Source records:
=======

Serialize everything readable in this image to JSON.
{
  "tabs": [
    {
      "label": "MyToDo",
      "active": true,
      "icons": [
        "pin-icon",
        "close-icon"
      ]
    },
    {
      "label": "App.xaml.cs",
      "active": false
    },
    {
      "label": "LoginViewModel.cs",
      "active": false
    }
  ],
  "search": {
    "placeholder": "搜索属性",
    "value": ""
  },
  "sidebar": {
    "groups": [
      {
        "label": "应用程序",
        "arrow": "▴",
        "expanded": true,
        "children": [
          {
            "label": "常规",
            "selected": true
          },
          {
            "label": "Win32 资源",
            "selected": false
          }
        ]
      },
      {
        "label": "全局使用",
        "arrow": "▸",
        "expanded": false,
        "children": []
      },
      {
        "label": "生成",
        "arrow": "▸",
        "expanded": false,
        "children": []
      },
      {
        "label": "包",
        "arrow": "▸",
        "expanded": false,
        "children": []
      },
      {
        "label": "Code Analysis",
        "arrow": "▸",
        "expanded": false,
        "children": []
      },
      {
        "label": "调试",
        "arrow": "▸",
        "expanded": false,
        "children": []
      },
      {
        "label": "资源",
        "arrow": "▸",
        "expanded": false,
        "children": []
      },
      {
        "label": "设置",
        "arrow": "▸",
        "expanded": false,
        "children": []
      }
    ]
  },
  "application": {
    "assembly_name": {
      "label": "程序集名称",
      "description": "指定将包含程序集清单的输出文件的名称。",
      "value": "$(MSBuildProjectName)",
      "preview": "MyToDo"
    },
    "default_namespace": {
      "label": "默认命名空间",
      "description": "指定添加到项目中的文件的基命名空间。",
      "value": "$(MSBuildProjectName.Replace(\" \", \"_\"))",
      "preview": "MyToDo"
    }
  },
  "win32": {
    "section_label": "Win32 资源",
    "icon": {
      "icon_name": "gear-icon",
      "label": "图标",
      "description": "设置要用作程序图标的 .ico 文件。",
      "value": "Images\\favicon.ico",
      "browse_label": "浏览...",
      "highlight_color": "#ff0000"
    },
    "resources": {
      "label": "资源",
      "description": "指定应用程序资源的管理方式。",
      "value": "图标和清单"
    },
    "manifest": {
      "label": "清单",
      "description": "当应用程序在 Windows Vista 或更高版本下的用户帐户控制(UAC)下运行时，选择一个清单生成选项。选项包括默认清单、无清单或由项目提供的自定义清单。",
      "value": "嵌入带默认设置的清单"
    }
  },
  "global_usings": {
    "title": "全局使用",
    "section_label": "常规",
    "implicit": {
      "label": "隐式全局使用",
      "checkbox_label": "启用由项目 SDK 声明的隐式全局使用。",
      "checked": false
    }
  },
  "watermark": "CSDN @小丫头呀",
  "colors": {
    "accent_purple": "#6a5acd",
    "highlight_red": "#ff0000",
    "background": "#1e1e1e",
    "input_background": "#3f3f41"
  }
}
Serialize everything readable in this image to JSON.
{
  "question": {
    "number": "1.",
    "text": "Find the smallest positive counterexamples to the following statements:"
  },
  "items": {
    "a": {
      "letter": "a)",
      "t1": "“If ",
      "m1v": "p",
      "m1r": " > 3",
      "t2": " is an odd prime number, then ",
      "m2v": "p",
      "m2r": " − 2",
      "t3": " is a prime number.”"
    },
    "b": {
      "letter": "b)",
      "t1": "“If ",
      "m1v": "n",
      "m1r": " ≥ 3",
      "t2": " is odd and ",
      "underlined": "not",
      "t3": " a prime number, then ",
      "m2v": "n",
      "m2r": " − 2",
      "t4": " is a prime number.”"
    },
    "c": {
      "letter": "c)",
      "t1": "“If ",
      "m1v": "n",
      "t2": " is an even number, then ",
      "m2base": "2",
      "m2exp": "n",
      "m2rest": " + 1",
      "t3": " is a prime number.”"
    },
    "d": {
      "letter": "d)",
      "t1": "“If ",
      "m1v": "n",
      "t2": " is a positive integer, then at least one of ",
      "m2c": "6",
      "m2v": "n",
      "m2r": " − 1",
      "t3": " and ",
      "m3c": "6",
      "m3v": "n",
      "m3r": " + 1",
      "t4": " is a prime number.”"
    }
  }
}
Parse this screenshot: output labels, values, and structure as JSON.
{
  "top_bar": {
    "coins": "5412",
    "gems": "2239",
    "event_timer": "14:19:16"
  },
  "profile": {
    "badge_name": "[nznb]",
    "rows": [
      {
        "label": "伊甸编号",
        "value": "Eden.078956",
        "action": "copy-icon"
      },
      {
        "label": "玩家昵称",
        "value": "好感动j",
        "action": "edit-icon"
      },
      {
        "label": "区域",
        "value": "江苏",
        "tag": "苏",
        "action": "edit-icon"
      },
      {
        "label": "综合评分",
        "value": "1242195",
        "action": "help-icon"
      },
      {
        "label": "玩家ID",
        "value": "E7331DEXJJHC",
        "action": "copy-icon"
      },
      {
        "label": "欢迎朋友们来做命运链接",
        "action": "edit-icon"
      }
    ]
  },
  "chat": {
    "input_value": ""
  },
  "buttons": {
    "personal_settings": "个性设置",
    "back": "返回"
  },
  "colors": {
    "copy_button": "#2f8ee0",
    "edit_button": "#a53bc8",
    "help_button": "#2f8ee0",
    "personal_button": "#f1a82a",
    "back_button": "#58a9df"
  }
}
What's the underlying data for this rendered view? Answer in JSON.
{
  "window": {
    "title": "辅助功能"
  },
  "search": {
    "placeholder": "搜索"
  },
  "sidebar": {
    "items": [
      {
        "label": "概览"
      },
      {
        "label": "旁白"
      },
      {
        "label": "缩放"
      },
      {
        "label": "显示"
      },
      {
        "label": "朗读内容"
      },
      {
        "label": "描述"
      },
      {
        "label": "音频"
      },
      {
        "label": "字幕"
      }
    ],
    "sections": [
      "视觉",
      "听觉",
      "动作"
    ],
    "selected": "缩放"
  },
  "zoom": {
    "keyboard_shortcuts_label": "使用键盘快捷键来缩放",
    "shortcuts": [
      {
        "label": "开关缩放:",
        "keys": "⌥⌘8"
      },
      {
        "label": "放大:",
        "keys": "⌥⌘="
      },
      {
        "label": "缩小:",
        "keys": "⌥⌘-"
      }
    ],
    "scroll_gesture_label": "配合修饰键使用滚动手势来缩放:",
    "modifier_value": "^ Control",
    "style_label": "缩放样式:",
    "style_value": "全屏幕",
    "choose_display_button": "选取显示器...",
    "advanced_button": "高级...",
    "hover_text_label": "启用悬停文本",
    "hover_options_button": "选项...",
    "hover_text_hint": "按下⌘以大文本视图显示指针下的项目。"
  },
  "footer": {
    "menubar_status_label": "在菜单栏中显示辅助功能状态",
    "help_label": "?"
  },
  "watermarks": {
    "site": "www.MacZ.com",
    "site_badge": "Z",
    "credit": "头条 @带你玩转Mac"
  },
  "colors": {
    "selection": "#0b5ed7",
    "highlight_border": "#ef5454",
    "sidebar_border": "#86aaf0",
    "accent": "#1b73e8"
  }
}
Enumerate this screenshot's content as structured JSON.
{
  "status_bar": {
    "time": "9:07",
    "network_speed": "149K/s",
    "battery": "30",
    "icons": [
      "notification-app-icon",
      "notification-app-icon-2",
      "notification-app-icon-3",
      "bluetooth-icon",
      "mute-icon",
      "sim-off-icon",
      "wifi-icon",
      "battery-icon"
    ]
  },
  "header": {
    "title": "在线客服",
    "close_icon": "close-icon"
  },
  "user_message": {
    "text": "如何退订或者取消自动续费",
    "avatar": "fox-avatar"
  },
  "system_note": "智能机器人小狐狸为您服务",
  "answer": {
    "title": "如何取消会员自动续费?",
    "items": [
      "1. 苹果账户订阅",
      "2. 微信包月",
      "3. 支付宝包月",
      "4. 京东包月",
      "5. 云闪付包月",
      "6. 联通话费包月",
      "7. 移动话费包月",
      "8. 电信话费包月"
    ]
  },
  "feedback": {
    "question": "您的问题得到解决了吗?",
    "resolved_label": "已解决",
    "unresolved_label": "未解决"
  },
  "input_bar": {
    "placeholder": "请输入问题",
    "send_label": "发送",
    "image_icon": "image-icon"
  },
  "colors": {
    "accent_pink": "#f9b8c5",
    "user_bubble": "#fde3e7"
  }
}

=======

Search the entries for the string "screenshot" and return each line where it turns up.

Parse this screenshot: output labels, values, and structure as JSON.
Enumerate this screenshot's content as structured JSON.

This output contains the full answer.